WHAT YOU NEED TO DO — The lines to copy run from the one containing "Read all visible content and emit it as JSON." to the very end of the records; give them exactly, and only them, without pictures.

RECORDS —
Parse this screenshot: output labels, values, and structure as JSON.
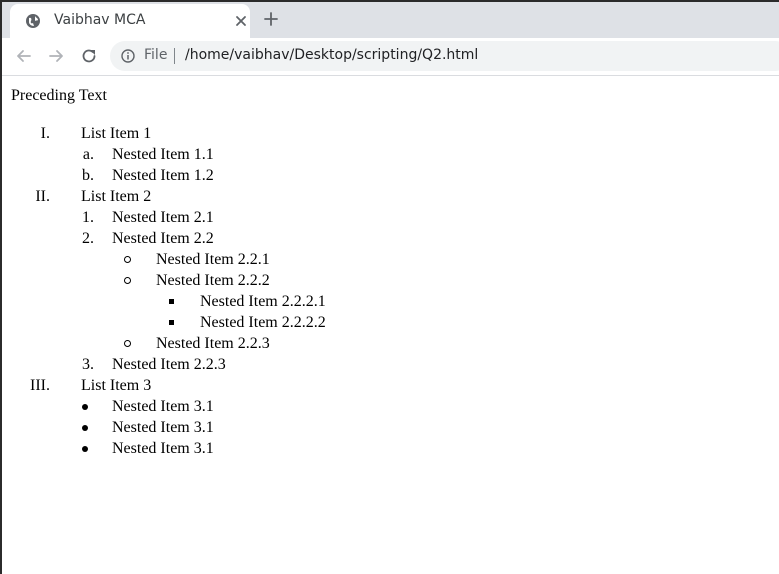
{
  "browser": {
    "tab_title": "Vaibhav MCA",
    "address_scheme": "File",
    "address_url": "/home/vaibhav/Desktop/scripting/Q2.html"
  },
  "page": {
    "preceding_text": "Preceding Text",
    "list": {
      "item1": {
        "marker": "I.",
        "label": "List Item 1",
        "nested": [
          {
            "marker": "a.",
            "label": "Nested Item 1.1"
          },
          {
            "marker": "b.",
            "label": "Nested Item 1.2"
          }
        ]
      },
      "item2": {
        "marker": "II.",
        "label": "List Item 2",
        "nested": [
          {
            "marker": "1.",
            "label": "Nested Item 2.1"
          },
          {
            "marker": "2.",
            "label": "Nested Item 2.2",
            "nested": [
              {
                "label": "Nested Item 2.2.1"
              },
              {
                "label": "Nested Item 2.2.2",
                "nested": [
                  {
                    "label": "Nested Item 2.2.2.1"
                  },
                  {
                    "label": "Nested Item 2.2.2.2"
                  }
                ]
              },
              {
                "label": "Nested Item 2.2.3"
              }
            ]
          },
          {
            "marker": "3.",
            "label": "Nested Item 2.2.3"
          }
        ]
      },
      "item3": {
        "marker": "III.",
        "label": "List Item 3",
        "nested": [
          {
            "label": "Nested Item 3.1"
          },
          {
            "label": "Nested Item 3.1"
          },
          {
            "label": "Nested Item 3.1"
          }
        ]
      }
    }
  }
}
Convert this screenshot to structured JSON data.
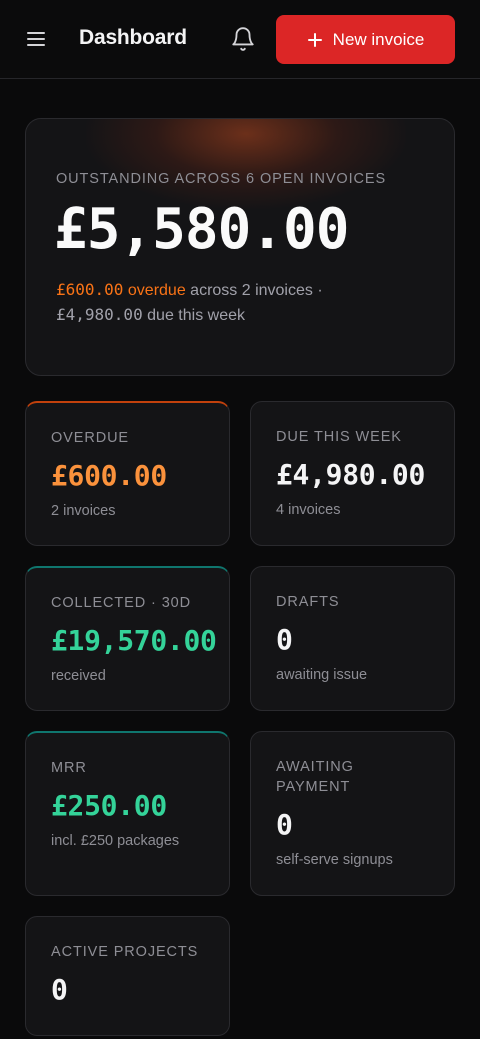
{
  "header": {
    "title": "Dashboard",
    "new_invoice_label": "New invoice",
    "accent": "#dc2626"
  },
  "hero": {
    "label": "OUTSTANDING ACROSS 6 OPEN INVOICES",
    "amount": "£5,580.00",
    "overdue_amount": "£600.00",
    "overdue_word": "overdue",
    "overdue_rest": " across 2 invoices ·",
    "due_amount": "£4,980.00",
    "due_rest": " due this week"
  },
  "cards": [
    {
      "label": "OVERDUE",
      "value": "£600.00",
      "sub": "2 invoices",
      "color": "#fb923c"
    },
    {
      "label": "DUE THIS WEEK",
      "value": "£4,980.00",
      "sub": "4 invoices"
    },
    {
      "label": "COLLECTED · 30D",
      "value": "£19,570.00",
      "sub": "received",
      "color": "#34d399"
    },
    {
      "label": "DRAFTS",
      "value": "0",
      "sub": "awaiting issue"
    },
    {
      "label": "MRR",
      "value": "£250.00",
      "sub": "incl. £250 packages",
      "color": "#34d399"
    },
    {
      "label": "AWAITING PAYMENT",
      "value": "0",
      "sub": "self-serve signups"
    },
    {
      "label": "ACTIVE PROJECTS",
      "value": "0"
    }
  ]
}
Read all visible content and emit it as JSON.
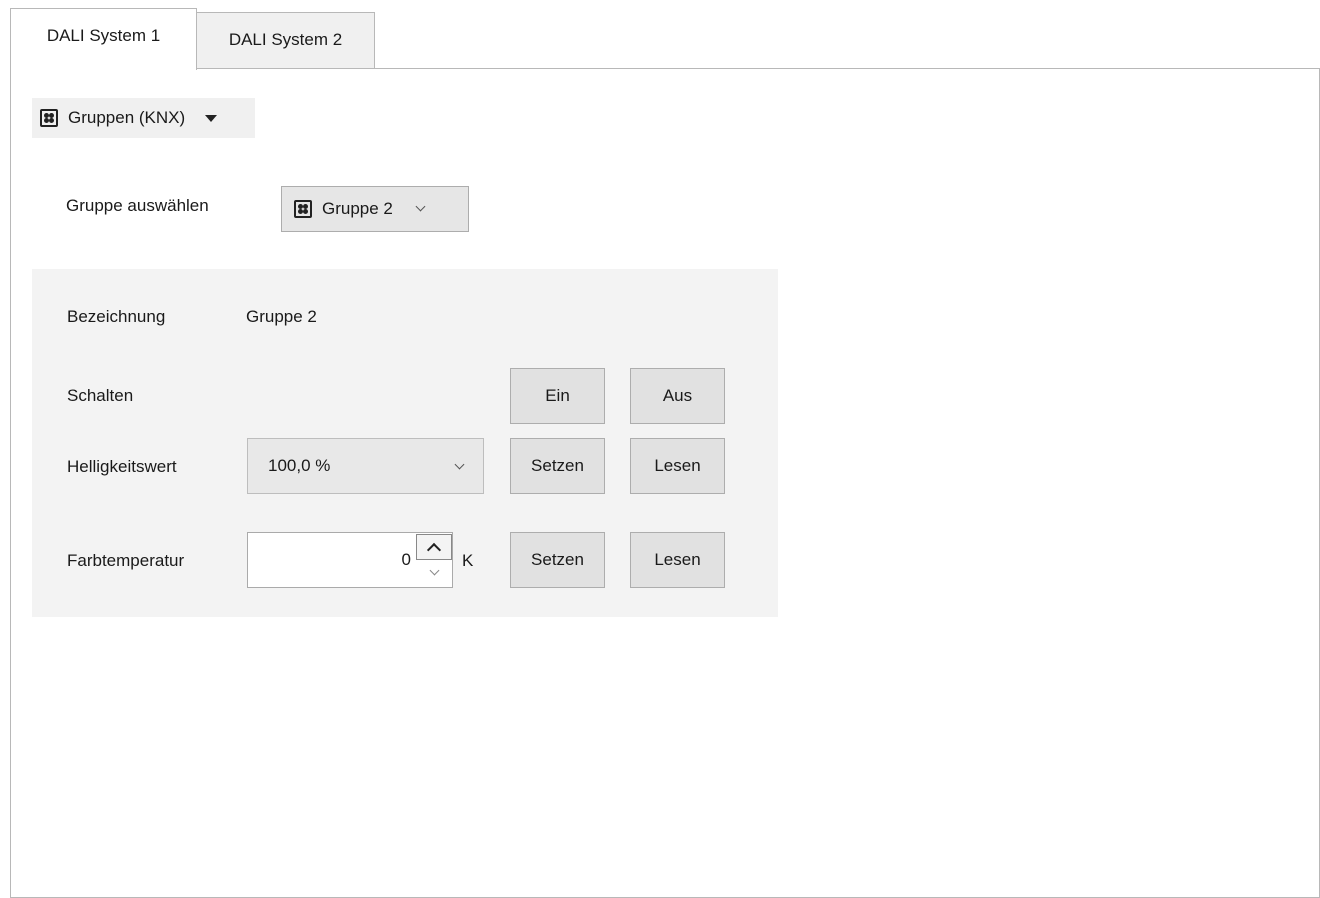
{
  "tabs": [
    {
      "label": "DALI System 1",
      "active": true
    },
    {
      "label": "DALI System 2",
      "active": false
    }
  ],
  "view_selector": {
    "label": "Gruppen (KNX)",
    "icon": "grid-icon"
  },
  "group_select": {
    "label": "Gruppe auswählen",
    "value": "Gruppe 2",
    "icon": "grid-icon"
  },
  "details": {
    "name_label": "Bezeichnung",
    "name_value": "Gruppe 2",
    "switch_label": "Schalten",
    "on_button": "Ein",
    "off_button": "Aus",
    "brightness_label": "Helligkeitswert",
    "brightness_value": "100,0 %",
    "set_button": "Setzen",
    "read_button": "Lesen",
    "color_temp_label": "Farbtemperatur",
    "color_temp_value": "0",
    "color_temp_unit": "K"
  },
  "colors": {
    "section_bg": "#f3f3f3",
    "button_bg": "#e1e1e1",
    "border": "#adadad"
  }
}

OUTPUT FOR THIS EXERCISE —
Read all visible content and emit it as JSON.
{
  "tabs": [
    {
      "label": "DALI System 1",
      "active": true
    },
    {
      "label": "DALI System 2",
      "active": false
    }
  ],
  "view_selector": {
    "label": "Gruppen (KNX)",
    "icon": "grid-icon"
  },
  "group_select": {
    "label": "Gruppe auswählen",
    "value": "Gruppe 2",
    "icon": "grid-icon"
  },
  "details": {
    "name_label": "Bezeichnung",
    "name_value": "Gruppe 2",
    "switch_label": "Schalten",
    "on_button": "Ein",
    "off_button": "Aus",
    "brightness_label": "Helligkeitswert",
    "brightness_value": "100,0 %",
    "set_button": "Setzen",
    "read_button": "Lesen",
    "color_temp_label": "Farbtemperatur",
    "color_temp_value": "0",
    "color_temp_unit": "K"
  },
  "colors": {
    "section_bg": "#f3f3f3",
    "button_bg": "#e1e1e1",
    "border": "#adadad"
  }
}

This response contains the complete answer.